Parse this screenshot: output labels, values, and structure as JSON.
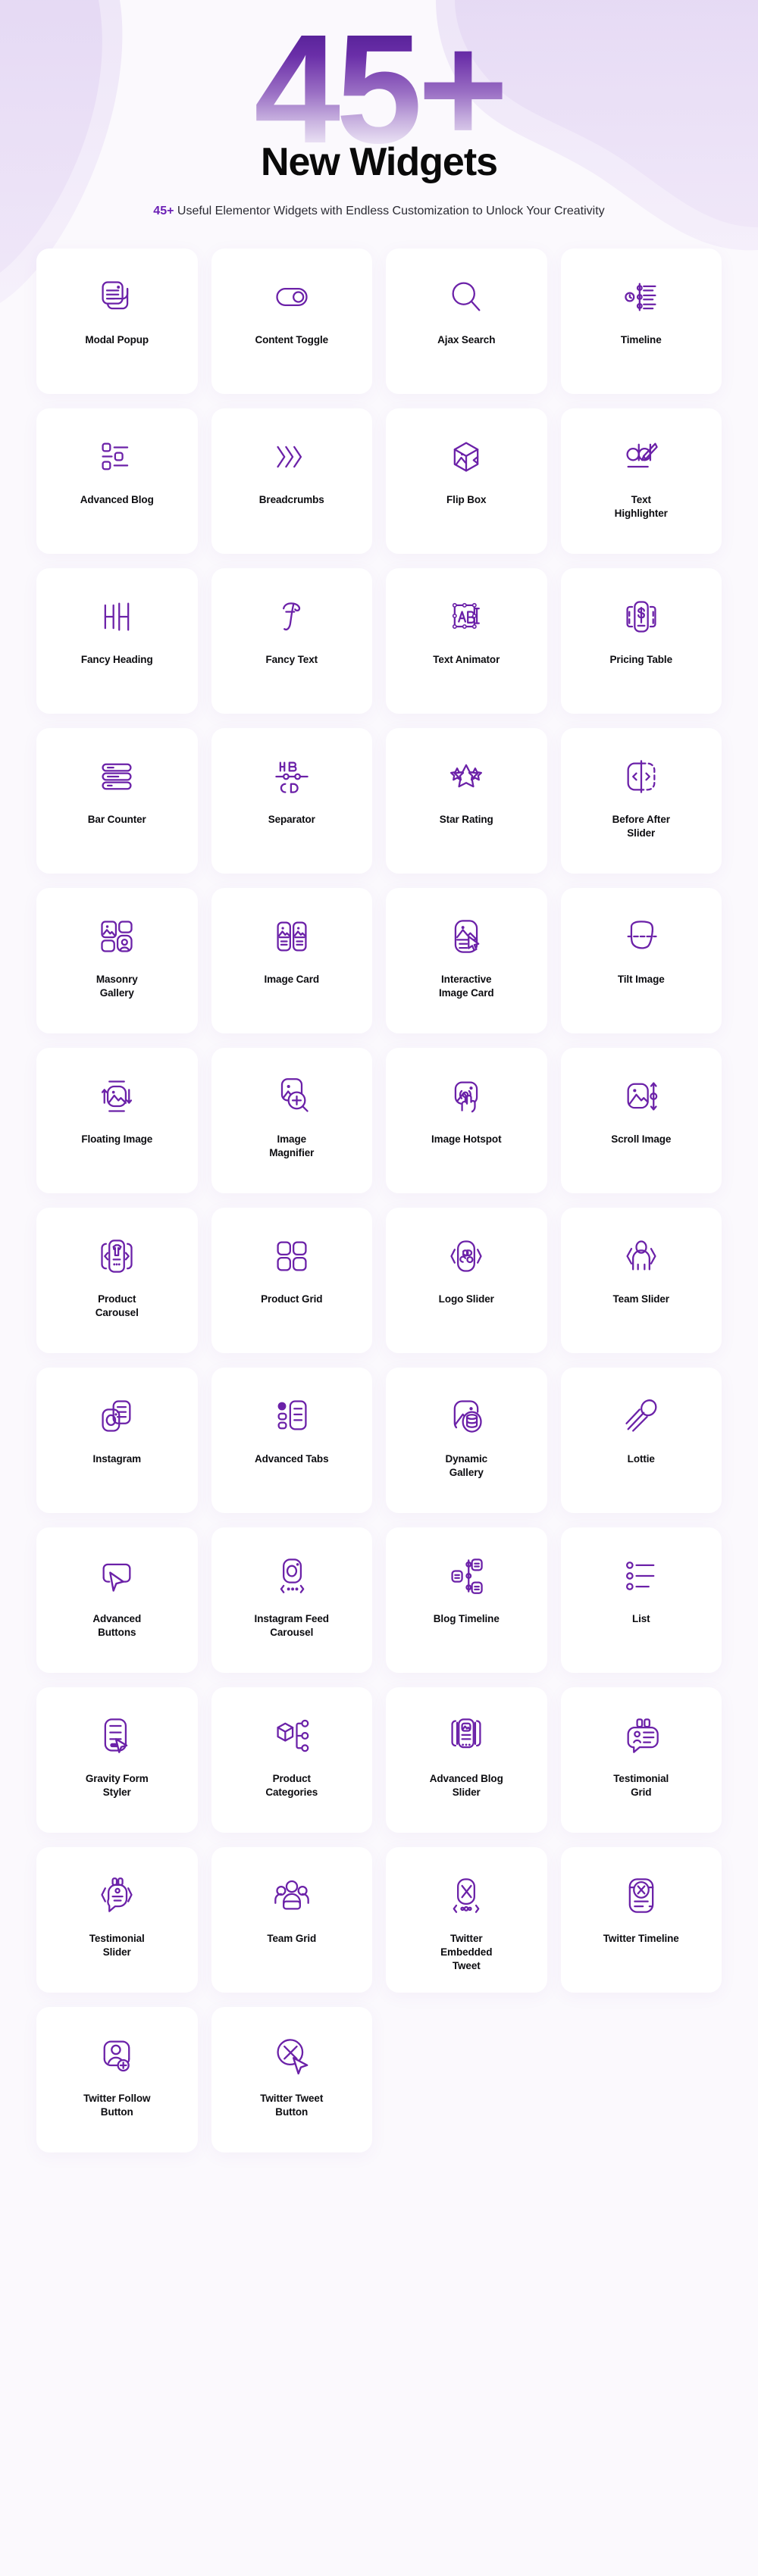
{
  "hero": {
    "number": "45+",
    "title": "New Widgets",
    "subtitle_accent": "45+",
    "subtitle_rest": " Useful Elementor Widgets with Endless Customization to Unlock Your Creativity"
  },
  "theme": {
    "accent_purple": "#6b20b5",
    "icon_stroke": "#6b21a8",
    "deep_purple": "#4c1b8f",
    "page_background": "#fbf9fd",
    "wave_light": "#e2d5f2",
    "card_background": "#ffffff",
    "label_color": "#0c0c10"
  },
  "widgets": [
    {
      "label": "Modal Popup",
      "icon": "modal-popup-icon"
    },
    {
      "label": "Content Toggle",
      "icon": "content-toggle-icon"
    },
    {
      "label": "Ajax Search",
      "icon": "ajax-search-icon"
    },
    {
      "label": "Timeline",
      "icon": "timeline-icon"
    },
    {
      "label": "Advanced Blog",
      "icon": "advanced-blog-icon"
    },
    {
      "label": "Breadcrumbs",
      "icon": "breadcrumbs-icon"
    },
    {
      "label": "Flip Box",
      "icon": "flip-box-icon"
    },
    {
      "label": "Text Highlighter",
      "icon": "text-highlighter-icon"
    },
    {
      "label": "Fancy Heading",
      "icon": "fancy-heading-icon"
    },
    {
      "label": "Fancy Text",
      "icon": "fancy-text-icon"
    },
    {
      "label": "Text Animator",
      "icon": "text-animator-icon"
    },
    {
      "label": "Pricing Table",
      "icon": "pricing-table-icon"
    },
    {
      "label": "Bar Counter",
      "icon": "bar-counter-icon"
    },
    {
      "label": "Separator",
      "icon": "separator-icon"
    },
    {
      "label": "Star Rating",
      "icon": "star-rating-icon"
    },
    {
      "label": "Before After Slider",
      "icon": "before-after-slider-icon"
    },
    {
      "label": "Masonry Gallery",
      "icon": "masonry-gallery-icon"
    },
    {
      "label": "Image Card",
      "icon": "image-card-icon"
    },
    {
      "label": "Interactive Image Card",
      "icon": "interactive-image-card-icon"
    },
    {
      "label": "Tilt Image",
      "icon": "tilt-image-icon"
    },
    {
      "label": "Floating Image",
      "icon": "floating-image-icon"
    },
    {
      "label": "Image Magnifier",
      "icon": "image-magnifier-icon"
    },
    {
      "label": "Image Hotspot",
      "icon": "image-hotspot-icon"
    },
    {
      "label": "Scroll Image",
      "icon": "scroll-image-icon"
    },
    {
      "label": "Product Carousel",
      "icon": "product-carousel-icon"
    },
    {
      "label": "Product Grid",
      "icon": "product-grid-icon"
    },
    {
      "label": "Logo Slider",
      "icon": "logo-slider-icon"
    },
    {
      "label": "Team Slider",
      "icon": "team-slider-icon"
    },
    {
      "label": "Instagram",
      "icon": "instagram-icon"
    },
    {
      "label": "Advanced Tabs",
      "icon": "advanced-tabs-icon"
    },
    {
      "label": "Dynamic Gallery",
      "icon": "dynamic-gallery-icon"
    },
    {
      "label": "Lottie",
      "icon": "lottie-icon"
    },
    {
      "label": "Advanced Buttons",
      "icon": "advanced-buttons-icon"
    },
    {
      "label": "Instagram Feed Carousel",
      "icon": "instagram-feed-carousel-icon"
    },
    {
      "label": "Blog Timeline",
      "icon": "blog-timeline-icon"
    },
    {
      "label": "List",
      "icon": "list-icon"
    },
    {
      "label": "Gravity Form Styler",
      "icon": "gravity-form-styler-icon"
    },
    {
      "label": "Product Categories",
      "icon": "product-categories-icon"
    },
    {
      "label": "Advanced Blog Slider",
      "icon": "advanced-blog-slider-icon"
    },
    {
      "label": "Testimonial Grid",
      "icon": "testimonial-grid-icon"
    },
    {
      "label": "Testimonial Slider",
      "icon": "testimonial-slider-icon"
    },
    {
      "label": "Team Grid",
      "icon": "team-grid-icon"
    },
    {
      "label": "Twitter Embedded Tweet",
      "icon": "twitter-embedded-tweet-icon"
    },
    {
      "label": "Twitter Timeline",
      "icon": "twitter-timeline-icon"
    },
    {
      "label": "Twitter Follow Button",
      "icon": "twitter-follow-button-icon"
    },
    {
      "label": "Twitter Tweet Button",
      "icon": "twitter-tweet-button-icon"
    }
  ]
}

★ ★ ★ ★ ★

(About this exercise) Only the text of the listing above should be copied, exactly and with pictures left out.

(Task answer)
Parse this screenshot: output labels, values, and structure as JSON.
{
  "hero": {
    "number": "45+",
    "title": "New Widgets",
    "subtitle_accent": "45+",
    "subtitle_rest": " Useful Elementor Widgets with Endless Customization to Unlock Your Creativity"
  },
  "theme": {
    "accent_purple": "#6b20b5",
    "icon_stroke": "#6b21a8",
    "deep_purple": "#4c1b8f",
    "page_background": "#fbf9fd",
    "wave_light": "#e2d5f2",
    "card_background": "#ffffff",
    "label_color": "#0c0c10"
  },
  "widgets": [
    {
      "label": "Modal Popup",
      "icon": "modal-popup-icon"
    },
    {
      "label": "Content Toggle",
      "icon": "content-toggle-icon"
    },
    {
      "label": "Ajax Search",
      "icon": "ajax-search-icon"
    },
    {
      "label": "Timeline",
      "icon": "timeline-icon"
    },
    {
      "label": "Advanced Blog",
      "icon": "advanced-blog-icon"
    },
    {
      "label": "Breadcrumbs",
      "icon": "breadcrumbs-icon"
    },
    {
      "label": "Flip Box",
      "icon": "flip-box-icon"
    },
    {
      "label": "Text Highlighter",
      "icon": "text-highlighter-icon"
    },
    {
      "label": "Fancy Heading",
      "icon": "fancy-heading-icon"
    },
    {
      "label": "Fancy Text",
      "icon": "fancy-text-icon"
    },
    {
      "label": "Text Animator",
      "icon": "text-animator-icon"
    },
    {
      "label": "Pricing Table",
      "icon": "pricing-table-icon"
    },
    {
      "label": "Bar Counter",
      "icon": "bar-counter-icon"
    },
    {
      "label": "Separator",
      "icon": "separator-icon"
    },
    {
      "label": "Star Rating",
      "icon": "star-rating-icon"
    },
    {
      "label": "Before After Slider",
      "icon": "before-after-slider-icon"
    },
    {
      "label": "Masonry Gallery",
      "icon": "masonry-gallery-icon"
    },
    {
      "label": "Image Card",
      "icon": "image-card-icon"
    },
    {
      "label": "Interactive Image Card",
      "icon": "interactive-image-card-icon"
    },
    {
      "label": "Tilt Image",
      "icon": "tilt-image-icon"
    },
    {
      "label": "Floating Image",
      "icon": "floating-image-icon"
    },
    {
      "label": "Image Magnifier",
      "icon": "image-magnifier-icon"
    },
    {
      "label": "Image Hotspot",
      "icon": "image-hotspot-icon"
    },
    {
      "label": "Scroll Image",
      "icon": "scroll-image-icon"
    },
    {
      "label": "Product Carousel",
      "icon": "product-carousel-icon"
    },
    {
      "label": "Product Grid",
      "icon": "product-grid-icon"
    },
    {
      "label": "Logo Slider",
      "icon": "logo-slider-icon"
    },
    {
      "label": "Team Slider",
      "icon": "team-slider-icon"
    },
    {
      "label": "Instagram",
      "icon": "instagram-icon"
    },
    {
      "label": "Advanced Tabs",
      "icon": "advanced-tabs-icon"
    },
    {
      "label": "Dynamic Gallery",
      "icon": "dynamic-gallery-icon"
    },
    {
      "label": "Lottie",
      "icon": "lottie-icon"
    },
    {
      "label": "Advanced Buttons",
      "icon": "advanced-buttons-icon"
    },
    {
      "label": "Instagram Feed Carousel",
      "icon": "instagram-feed-carousel-icon"
    },
    {
      "label": "Blog Timeline",
      "icon": "blog-timeline-icon"
    },
    {
      "label": "List",
      "icon": "list-icon"
    },
    {
      "label": "Gravity Form Styler",
      "icon": "gravity-form-styler-icon"
    },
    {
      "label": "Product Categories",
      "icon": "product-categories-icon"
    },
    {
      "label": "Advanced Blog Slider",
      "icon": "advanced-blog-slider-icon"
    },
    {
      "label": "Testimonial Grid",
      "icon": "testimonial-grid-icon"
    },
    {
      "label": "Testimonial Slider",
      "icon": "testimonial-slider-icon"
    },
    {
      "label": "Team Grid",
      "icon": "team-grid-icon"
    },
    {
      "label": "Twitter Embedded Tweet",
      "icon": "twitter-embedded-tweet-icon"
    },
    {
      "label": "Twitter Timeline",
      "icon": "twitter-timeline-icon"
    },
    {
      "label": "Twitter Follow Button",
      "icon": "twitter-follow-button-icon"
    },
    {
      "label": "Twitter Tweet Button",
      "icon": "twitter-tweet-button-icon"
    }
  ]
}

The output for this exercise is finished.